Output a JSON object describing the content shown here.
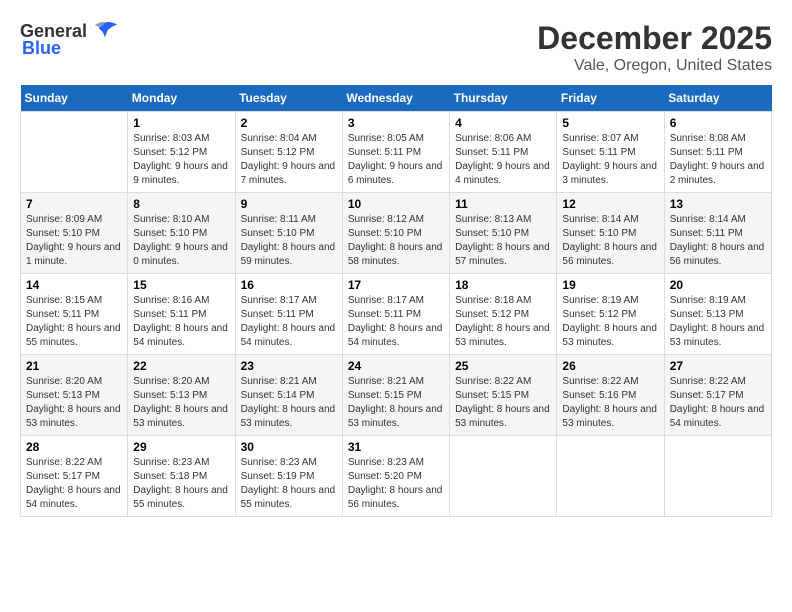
{
  "logo": {
    "general": "General",
    "blue": "Blue"
  },
  "title": "December 2025",
  "subtitle": "Vale, Oregon, United States",
  "days_of_week": [
    "Sunday",
    "Monday",
    "Tuesday",
    "Wednesday",
    "Thursday",
    "Friday",
    "Saturday"
  ],
  "weeks": [
    [
      {
        "day": "",
        "info": ""
      },
      {
        "day": "1",
        "info": "Sunrise: 8:03 AM\nSunset: 5:12 PM\nDaylight: 9 hours and 9 minutes."
      },
      {
        "day": "2",
        "info": "Sunrise: 8:04 AM\nSunset: 5:12 PM\nDaylight: 9 hours and 7 minutes."
      },
      {
        "day": "3",
        "info": "Sunrise: 8:05 AM\nSunset: 5:11 PM\nDaylight: 9 hours and 6 minutes."
      },
      {
        "day": "4",
        "info": "Sunrise: 8:06 AM\nSunset: 5:11 PM\nDaylight: 9 hours and 4 minutes."
      },
      {
        "day": "5",
        "info": "Sunrise: 8:07 AM\nSunset: 5:11 PM\nDaylight: 9 hours and 3 minutes."
      },
      {
        "day": "6",
        "info": "Sunrise: 8:08 AM\nSunset: 5:11 PM\nDaylight: 9 hours and 2 minutes."
      }
    ],
    [
      {
        "day": "7",
        "info": "Sunrise: 8:09 AM\nSunset: 5:10 PM\nDaylight: 9 hours and 1 minute."
      },
      {
        "day": "8",
        "info": "Sunrise: 8:10 AM\nSunset: 5:10 PM\nDaylight: 9 hours and 0 minutes."
      },
      {
        "day": "9",
        "info": "Sunrise: 8:11 AM\nSunset: 5:10 PM\nDaylight: 8 hours and 59 minutes."
      },
      {
        "day": "10",
        "info": "Sunrise: 8:12 AM\nSunset: 5:10 PM\nDaylight: 8 hours and 58 minutes."
      },
      {
        "day": "11",
        "info": "Sunrise: 8:13 AM\nSunset: 5:10 PM\nDaylight: 8 hours and 57 minutes."
      },
      {
        "day": "12",
        "info": "Sunrise: 8:14 AM\nSunset: 5:10 PM\nDaylight: 8 hours and 56 minutes."
      },
      {
        "day": "13",
        "info": "Sunrise: 8:14 AM\nSunset: 5:11 PM\nDaylight: 8 hours and 56 minutes."
      }
    ],
    [
      {
        "day": "14",
        "info": "Sunrise: 8:15 AM\nSunset: 5:11 PM\nDaylight: 8 hours and 55 minutes."
      },
      {
        "day": "15",
        "info": "Sunrise: 8:16 AM\nSunset: 5:11 PM\nDaylight: 8 hours and 54 minutes."
      },
      {
        "day": "16",
        "info": "Sunrise: 8:17 AM\nSunset: 5:11 PM\nDaylight: 8 hours and 54 minutes."
      },
      {
        "day": "17",
        "info": "Sunrise: 8:17 AM\nSunset: 5:11 PM\nDaylight: 8 hours and 54 minutes."
      },
      {
        "day": "18",
        "info": "Sunrise: 8:18 AM\nSunset: 5:12 PM\nDaylight: 8 hours and 53 minutes."
      },
      {
        "day": "19",
        "info": "Sunrise: 8:19 AM\nSunset: 5:12 PM\nDaylight: 8 hours and 53 minutes."
      },
      {
        "day": "20",
        "info": "Sunrise: 8:19 AM\nSunset: 5:13 PM\nDaylight: 8 hours and 53 minutes."
      }
    ],
    [
      {
        "day": "21",
        "info": "Sunrise: 8:20 AM\nSunset: 5:13 PM\nDaylight: 8 hours and 53 minutes."
      },
      {
        "day": "22",
        "info": "Sunrise: 8:20 AM\nSunset: 5:13 PM\nDaylight: 8 hours and 53 minutes."
      },
      {
        "day": "23",
        "info": "Sunrise: 8:21 AM\nSunset: 5:14 PM\nDaylight: 8 hours and 53 minutes."
      },
      {
        "day": "24",
        "info": "Sunrise: 8:21 AM\nSunset: 5:15 PM\nDaylight: 8 hours and 53 minutes."
      },
      {
        "day": "25",
        "info": "Sunrise: 8:22 AM\nSunset: 5:15 PM\nDaylight: 8 hours and 53 minutes."
      },
      {
        "day": "26",
        "info": "Sunrise: 8:22 AM\nSunset: 5:16 PM\nDaylight: 8 hours and 53 minutes."
      },
      {
        "day": "27",
        "info": "Sunrise: 8:22 AM\nSunset: 5:17 PM\nDaylight: 8 hours and 54 minutes."
      }
    ],
    [
      {
        "day": "28",
        "info": "Sunrise: 8:22 AM\nSunset: 5:17 PM\nDaylight: 8 hours and 54 minutes."
      },
      {
        "day": "29",
        "info": "Sunrise: 8:23 AM\nSunset: 5:18 PM\nDaylight: 8 hours and 55 minutes."
      },
      {
        "day": "30",
        "info": "Sunrise: 8:23 AM\nSunset: 5:19 PM\nDaylight: 8 hours and 55 minutes."
      },
      {
        "day": "31",
        "info": "Sunrise: 8:23 AM\nSunset: 5:20 PM\nDaylight: 8 hours and 56 minutes."
      },
      {
        "day": "",
        "info": ""
      },
      {
        "day": "",
        "info": ""
      },
      {
        "day": "",
        "info": ""
      }
    ]
  ]
}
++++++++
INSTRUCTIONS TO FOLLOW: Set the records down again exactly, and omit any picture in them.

FINISHED EXERCISE:
Output a JSON object describing the content shown here.
{
  "logo": {
    "general": "General",
    "blue": "Blue"
  },
  "title": "December 2025",
  "subtitle": "Vale, Oregon, United States",
  "days_of_week": [
    "Sunday",
    "Monday",
    "Tuesday",
    "Wednesday",
    "Thursday",
    "Friday",
    "Saturday"
  ],
  "weeks": [
    [
      {
        "day": "",
        "info": ""
      },
      {
        "day": "1",
        "info": "Sunrise: 8:03 AM\nSunset: 5:12 PM\nDaylight: 9 hours and 9 minutes."
      },
      {
        "day": "2",
        "info": "Sunrise: 8:04 AM\nSunset: 5:12 PM\nDaylight: 9 hours and 7 minutes."
      },
      {
        "day": "3",
        "info": "Sunrise: 8:05 AM\nSunset: 5:11 PM\nDaylight: 9 hours and 6 minutes."
      },
      {
        "day": "4",
        "info": "Sunrise: 8:06 AM\nSunset: 5:11 PM\nDaylight: 9 hours and 4 minutes."
      },
      {
        "day": "5",
        "info": "Sunrise: 8:07 AM\nSunset: 5:11 PM\nDaylight: 9 hours and 3 minutes."
      },
      {
        "day": "6",
        "info": "Sunrise: 8:08 AM\nSunset: 5:11 PM\nDaylight: 9 hours and 2 minutes."
      }
    ],
    [
      {
        "day": "7",
        "info": "Sunrise: 8:09 AM\nSunset: 5:10 PM\nDaylight: 9 hours and 1 minute."
      },
      {
        "day": "8",
        "info": "Sunrise: 8:10 AM\nSunset: 5:10 PM\nDaylight: 9 hours and 0 minutes."
      },
      {
        "day": "9",
        "info": "Sunrise: 8:11 AM\nSunset: 5:10 PM\nDaylight: 8 hours and 59 minutes."
      },
      {
        "day": "10",
        "info": "Sunrise: 8:12 AM\nSunset: 5:10 PM\nDaylight: 8 hours and 58 minutes."
      },
      {
        "day": "11",
        "info": "Sunrise: 8:13 AM\nSunset: 5:10 PM\nDaylight: 8 hours and 57 minutes."
      },
      {
        "day": "12",
        "info": "Sunrise: 8:14 AM\nSunset: 5:10 PM\nDaylight: 8 hours and 56 minutes."
      },
      {
        "day": "13",
        "info": "Sunrise: 8:14 AM\nSunset: 5:11 PM\nDaylight: 8 hours and 56 minutes."
      }
    ],
    [
      {
        "day": "14",
        "info": "Sunrise: 8:15 AM\nSunset: 5:11 PM\nDaylight: 8 hours and 55 minutes."
      },
      {
        "day": "15",
        "info": "Sunrise: 8:16 AM\nSunset: 5:11 PM\nDaylight: 8 hours and 54 minutes."
      },
      {
        "day": "16",
        "info": "Sunrise: 8:17 AM\nSunset: 5:11 PM\nDaylight: 8 hours and 54 minutes."
      },
      {
        "day": "17",
        "info": "Sunrise: 8:17 AM\nSunset: 5:11 PM\nDaylight: 8 hours and 54 minutes."
      },
      {
        "day": "18",
        "info": "Sunrise: 8:18 AM\nSunset: 5:12 PM\nDaylight: 8 hours and 53 minutes."
      },
      {
        "day": "19",
        "info": "Sunrise: 8:19 AM\nSunset: 5:12 PM\nDaylight: 8 hours and 53 minutes."
      },
      {
        "day": "20",
        "info": "Sunrise: 8:19 AM\nSunset: 5:13 PM\nDaylight: 8 hours and 53 minutes."
      }
    ],
    [
      {
        "day": "21",
        "info": "Sunrise: 8:20 AM\nSunset: 5:13 PM\nDaylight: 8 hours and 53 minutes."
      },
      {
        "day": "22",
        "info": "Sunrise: 8:20 AM\nSunset: 5:13 PM\nDaylight: 8 hours and 53 minutes."
      },
      {
        "day": "23",
        "info": "Sunrise: 8:21 AM\nSunset: 5:14 PM\nDaylight: 8 hours and 53 minutes."
      },
      {
        "day": "24",
        "info": "Sunrise: 8:21 AM\nSunset: 5:15 PM\nDaylight: 8 hours and 53 minutes."
      },
      {
        "day": "25",
        "info": "Sunrise: 8:22 AM\nSunset: 5:15 PM\nDaylight: 8 hours and 53 minutes."
      },
      {
        "day": "26",
        "info": "Sunrise: 8:22 AM\nSunset: 5:16 PM\nDaylight: 8 hours and 53 minutes."
      },
      {
        "day": "27",
        "info": "Sunrise: 8:22 AM\nSunset: 5:17 PM\nDaylight: 8 hours and 54 minutes."
      }
    ],
    [
      {
        "day": "28",
        "info": "Sunrise: 8:22 AM\nSunset: 5:17 PM\nDaylight: 8 hours and 54 minutes."
      },
      {
        "day": "29",
        "info": "Sunrise: 8:23 AM\nSunset: 5:18 PM\nDaylight: 8 hours and 55 minutes."
      },
      {
        "day": "30",
        "info": "Sunrise: 8:23 AM\nSunset: 5:19 PM\nDaylight: 8 hours and 55 minutes."
      },
      {
        "day": "31",
        "info": "Sunrise: 8:23 AM\nSunset: 5:20 PM\nDaylight: 8 hours and 56 minutes."
      },
      {
        "day": "",
        "info": ""
      },
      {
        "day": "",
        "info": ""
      },
      {
        "day": "",
        "info": ""
      }
    ]
  ]
}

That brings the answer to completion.